However, inroads into the UK market have been more torturous. There have been several attempts to introduce it into Great Britain, but infighting and squabbles between various competing groups have impeded its progress. Today, the Scenar licence for the UK and Ireland is held by 21st Century Energy Medicine, and its CEO is former IT consultant Richard Cumbers. Scenar is officially distributed in the UK by its sister company Pain Genie.
Nevertheless, Cumbers has been forced to fight a constant battle against black-market versions of the device, which are often sold on the Internet by workers at the Russian factory-and at a far lower price.

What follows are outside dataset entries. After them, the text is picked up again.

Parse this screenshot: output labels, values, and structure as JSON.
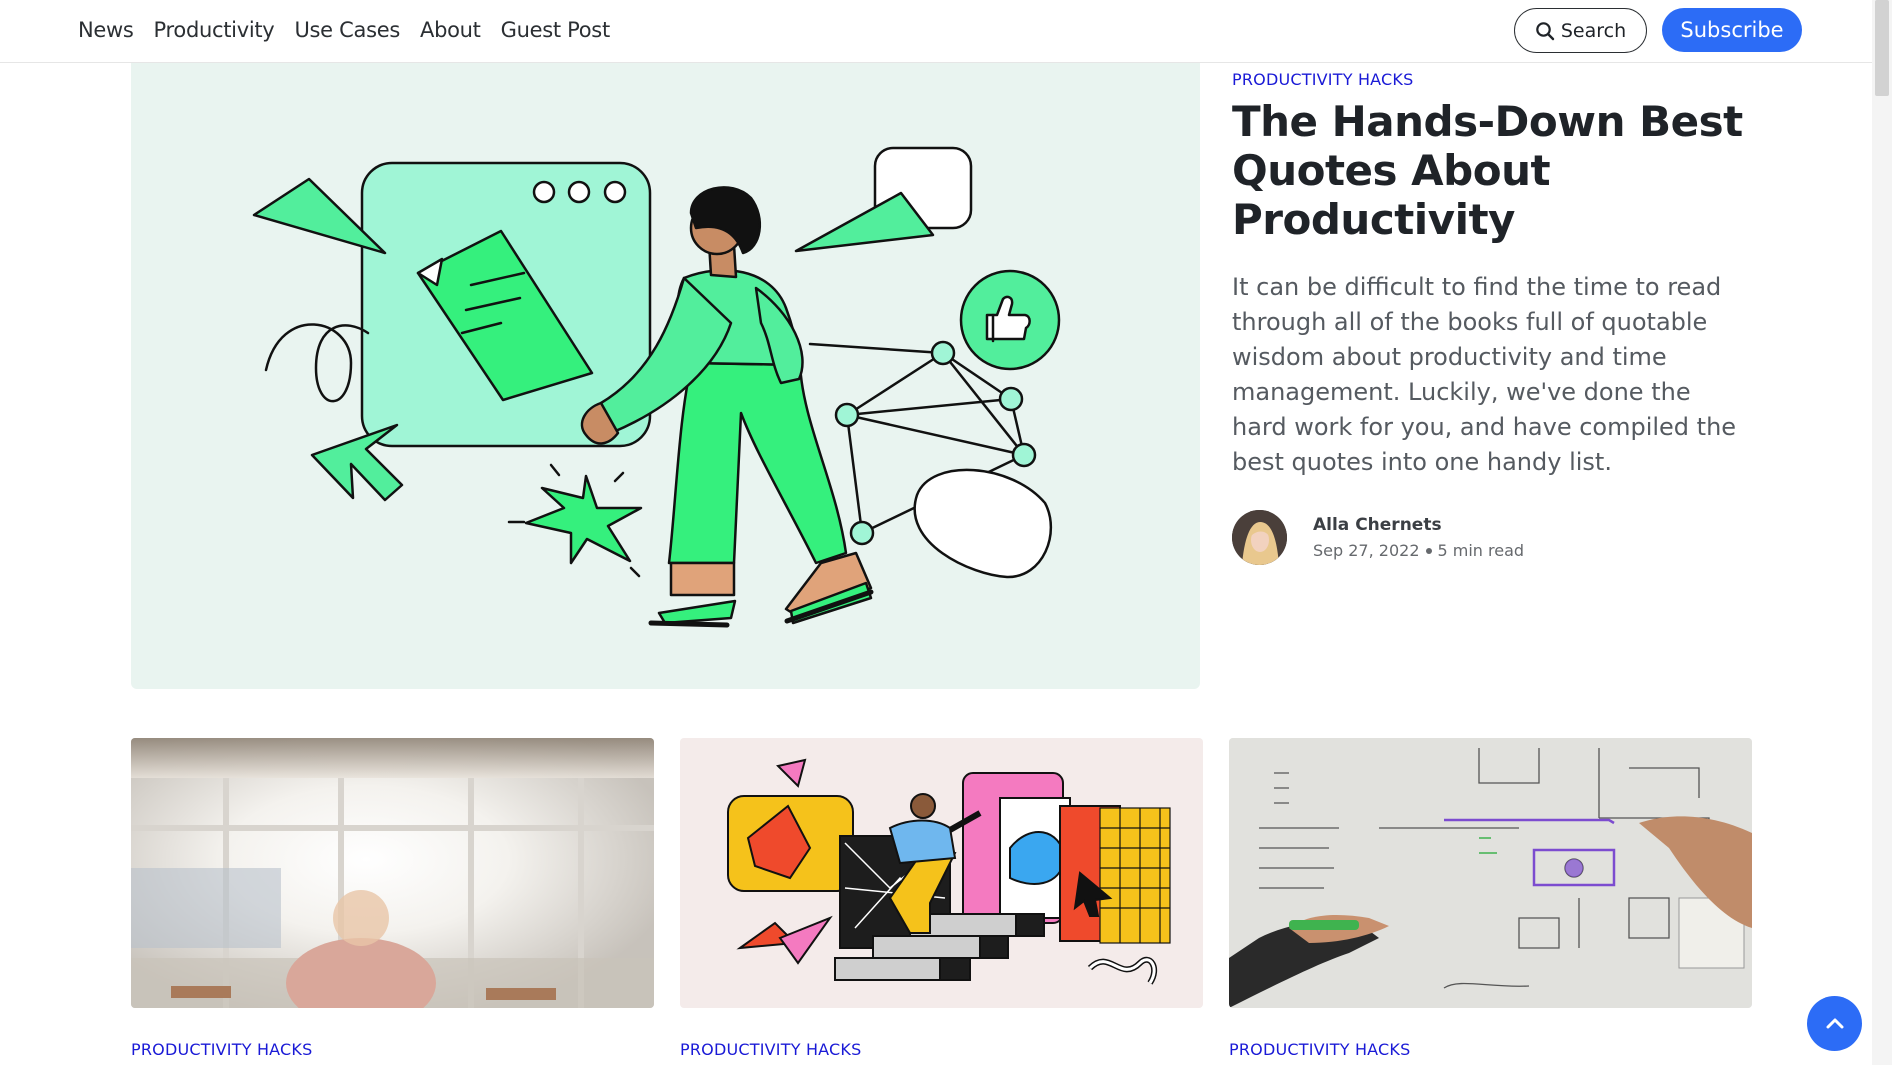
{
  "nav": {
    "items": [
      "News",
      "Productivity",
      "Use Cases",
      "About",
      "Guest Post"
    ],
    "search_label": "Search",
    "subscribe_label": "Subscribe"
  },
  "hero": {
    "tag": "PRODUCTIVITY HACKS",
    "title": "The Hands-Down Best Quotes About Productivity",
    "excerpt": "It can be difficult to find the time to read through all of the books full of quotable wisdom about productivity and time management. Luckily, we've done the hard work for you, and have compiled the best quotes into one handy list.",
    "author": "Alla Chernets",
    "date": "Sep 27, 2022",
    "read_time": "5 min read"
  },
  "cards": [
    {
      "tag": "PRODUCTIVITY HACKS"
    },
    {
      "tag": "PRODUCTIVITY HACKS"
    },
    {
      "tag": "PRODUCTIVITY HACKS"
    }
  ],
  "colors": {
    "accent": "#2c6cf6",
    "tag": "#1a1ad6",
    "hero_bg": "#e9f4f0",
    "illustration_green": "#35f07d",
    "illustration_mint": "#a0f5d6"
  },
  "icons": {
    "search": "search-icon",
    "back_to_top": "chevron-up-icon"
  }
}
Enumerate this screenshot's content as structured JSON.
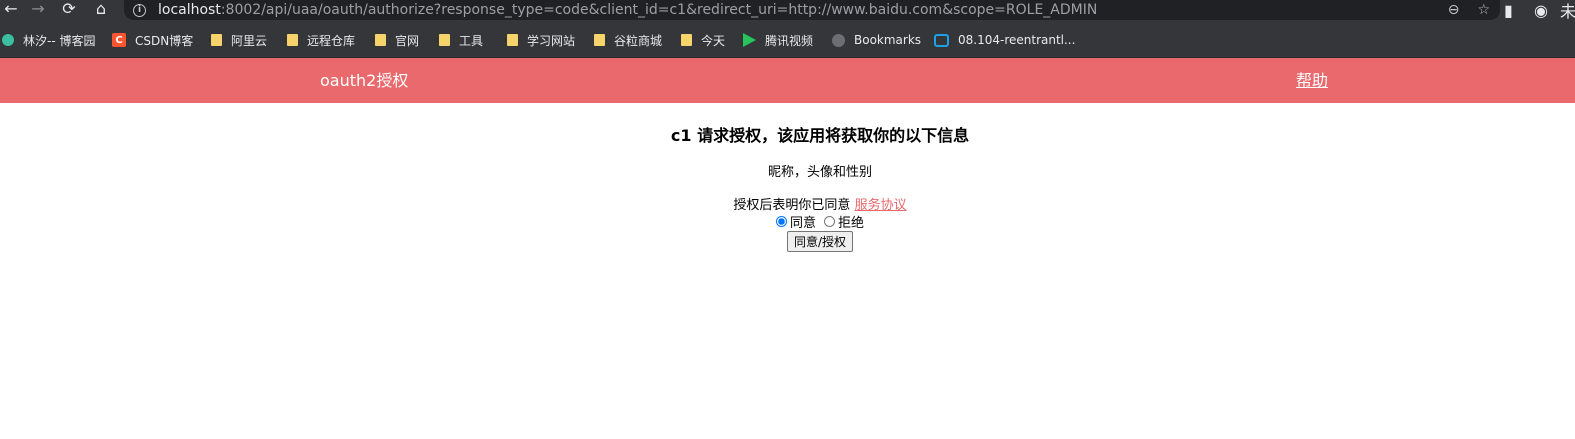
{
  "browser": {
    "url_host": "localhost",
    "url_rest": ":8002/api/uaa/oauth/authorize?response_type=code&client_id=c1&redirect_uri=http://www.baidu.com&scope=ROLE_ADMIN",
    "bookmarks": [
      {
        "label": "林汐-- 博客园",
        "icon": "cnblogs-icon"
      },
      {
        "label": "CSDN博客",
        "icon": "csdn-icon"
      },
      {
        "label": "阿里云",
        "icon": "folder-icon"
      },
      {
        "label": "远程仓库",
        "icon": "folder-icon"
      },
      {
        "label": "官网",
        "icon": "folder-icon"
      },
      {
        "label": "工具",
        "icon": "folder-icon"
      },
      {
        "label": "学习网站",
        "icon": "folder-icon"
      },
      {
        "label": "谷粒商城",
        "icon": "folder-icon"
      },
      {
        "label": "今天",
        "icon": "folder-icon"
      },
      {
        "label": "腾讯视频",
        "icon": "video-icon"
      },
      {
        "label": "Bookmarks",
        "icon": "globe-icon"
      },
      {
        "label": "08.104-reentrantl...",
        "icon": "bilibili-icon"
      }
    ]
  },
  "header": {
    "brand": "oauth2授权",
    "help": "帮助"
  },
  "main": {
    "title": "c1 请求授权，该应用将获取你的以下信息",
    "info": "昵称，头像和性别",
    "agree_prefix": "授权后表明你已同意 ",
    "agree_link": "服务协议",
    "option_yes": "同意",
    "option_no": "拒绝",
    "submit": "同意/授权"
  },
  "colors": {
    "header_bg": "#e9696c",
    "chrome_bg": "#35363a"
  }
}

However, the black-market versions don't come with any training or support.
Cumbers sells the Pain Genie Home SCENAR for lb469, which includes a training manual and DVD. Although some retailers believe that only properly trained practitioners should use it, Cumbers promotes its use among the public, although he emphasizes the importance of after-sales support.
In the three years that he has held the SCENAR licence, Cumbers has trained around 1200 practitioners in the UK. His efforts have interested a
few doctors in the UK, including Dr Jan Beute, from the Doncaster Royal Infirmary Accident & Emergency department. Beute, who uses his own Scenar on patients, has said: "The Pain Genie will save the NHS a tremendous amount of money because it's so easy, cheap and effective to use."
There are only a handful of practitioners in the US, where it has "light touch" Food and Drug Administration (FDA) approval as a relaxant and "muscle re-educator".
SCENAR and the future
In fact, there are more case studies of Scenar effectiveness than for any other 'alternative' device or technology. As the technology is now more than 30 years old, this is perhaps not so surprising. Nevertheless, its success rate is impressive-and far higher than that of any single drug or conventional therapy.
But such success arouses suspicion among doctors-it all seems too good to be true-especially as there have been little independent research and few clinical trials published in Western medical journals.
For SCENAR practitioners and advocates like Cumbers, this is frustrating, as they see the technology as an inexpensive and effective alternative within the mainstream of Western medicine, especially at a time when the National Health System and its counterparts around the world are virtually bankrupt.
However, the issue runs far deeper than just proving that the modality works through the 'gold-standard' clinical trials. Scenar attacks the very heart of medicine-its protocols and theories-which is avidly guarded directly by the pharmaceutical industry, and indirectly by medical schools and government-approved bodies, and even the mainstream media.
Undaunted, Cumbers and others nevertheless believe that the time is now right for making a serious pitch to governments, which are looking to cut costs wherever they can, and whose allegiances may lean more towards the public purse and less towards protecting the conventional medical paradigm. They also point to the Russian health system, where there is already wide acceptance of Scenar.
For Prime Minister Cameron, President Obama and other world leaders, it could be the start of the Russian problem all over again.
WDDTY VOL. 21 ISSUE 09